After Social Security, which is collected by the federal government directly out of a paycheck, most tax dollars go toward various sales taxes, which include all types of food, merchandise, clothing and entertainment.

"In looking at the numbers, most people would be surprised to find out how much they are paying in state and local sale taxes compared to other taxes," said Mike Jerman, vice president of the Utah Taxpayers Association. He said people most often realize the impact property taxes have on their income but don't usually consider how much they're paying in sales tax.

"Sales taxes are largely invisible," he said. Sales taxes are imposed on items people use every day, so the gradual expenditure just adds up.

According to a recent analysis by the pro-business taxpayer advocacy group, a median-income Utah family earns $57,700 in wages and salary and another $4,967 in the form of employer-paid payroll taxes for a total income of $62,667. Of that, 25.3 percent is paid out in taxes every year.

More than 11 percent of the average income goes to Social Security, while 2.9 percent pays state individual income tax for the year and another 2.9 percent is sales tax. Medicare expenses make up about 2.7 percent of that income, while property tax is 2.3 percent, or 55 percent of the assessed market value for a primary residential property, according to the report, which took into account the sales tax cut passed by the Legislature this year.

Other taxes, including auto and gas tax, employment and excise tax, as well as federal individual income tax, make up the rest of the 25 percent paid out to the government each year.
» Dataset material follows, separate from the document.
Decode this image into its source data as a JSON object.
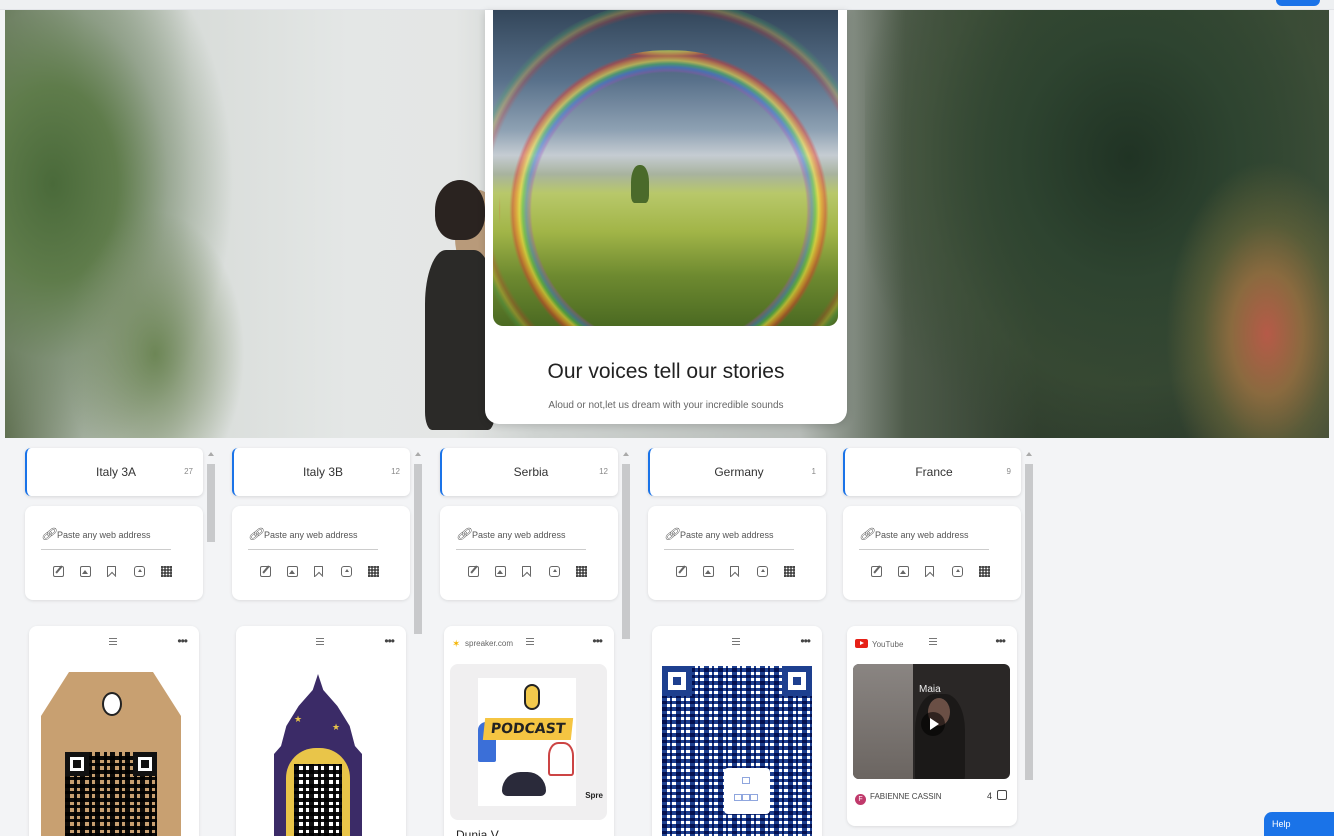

Most median-income Utah families with three or more young children pay little or no federal income tax, mainly due to the $1,000 per child tax credit and personal exemptions.

"Taxpayers should know how much they are being taxed," Jerman said.
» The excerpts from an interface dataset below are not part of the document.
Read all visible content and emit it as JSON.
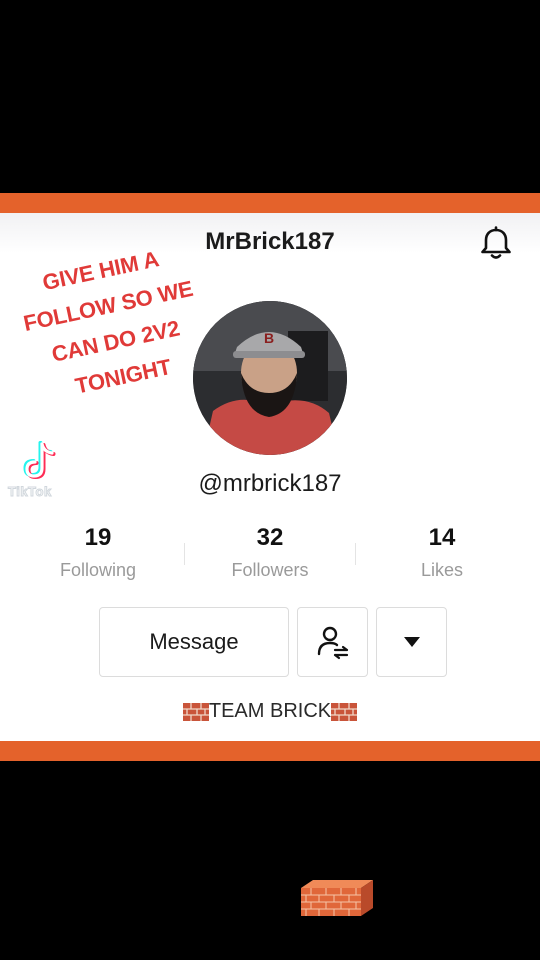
{
  "profile": {
    "username": "MrBrick187",
    "handle": "@mrbrick187",
    "bio": "TEAM BRICK"
  },
  "overlay": {
    "lines": [
      "GIVE HIM A",
      "FOLLOW SO WE",
      "CAN DO 2V2",
      "TONIGHT"
    ],
    "watermark": "TikTok"
  },
  "stats": [
    {
      "value": "19",
      "label": "Following"
    },
    {
      "value": "32",
      "label": "Followers"
    },
    {
      "value": "14",
      "label": "Likes"
    }
  ],
  "actions": {
    "message_label": "Message"
  },
  "icons": {
    "bell": "bell-icon",
    "follow": "user-swap-icon",
    "dropdown": "caret-down-icon",
    "brick": "brick-icon"
  },
  "colors": {
    "accent": "#e4622b",
    "overlay_text": "#e03a38"
  }
}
Jerman said sales tax is added on to nearly every purchase, including bills, utilities and maintenance services performed on homes and vehicles. That includes telephone and cable TV service, items consumers don't usually think about adding tax to.
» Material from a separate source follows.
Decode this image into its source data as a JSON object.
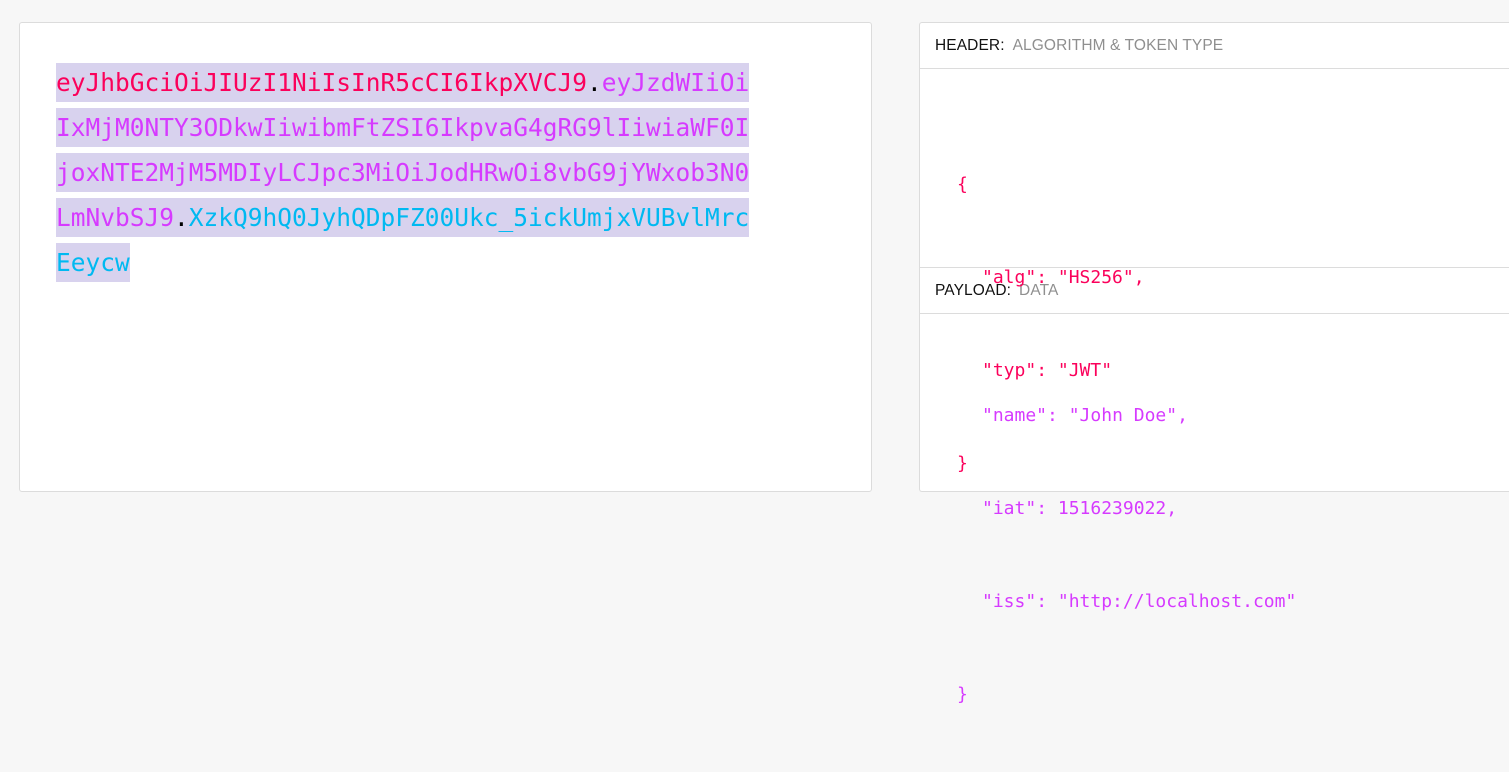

The numbers in the report are for the typical Utah family and can differ according to the number of people in a family, as well as the combined household income. Jerman said it gives everyone a good model to look at when determining purchases and paying taxes. For more information on the report, visit

Contributing: Leigh Dethman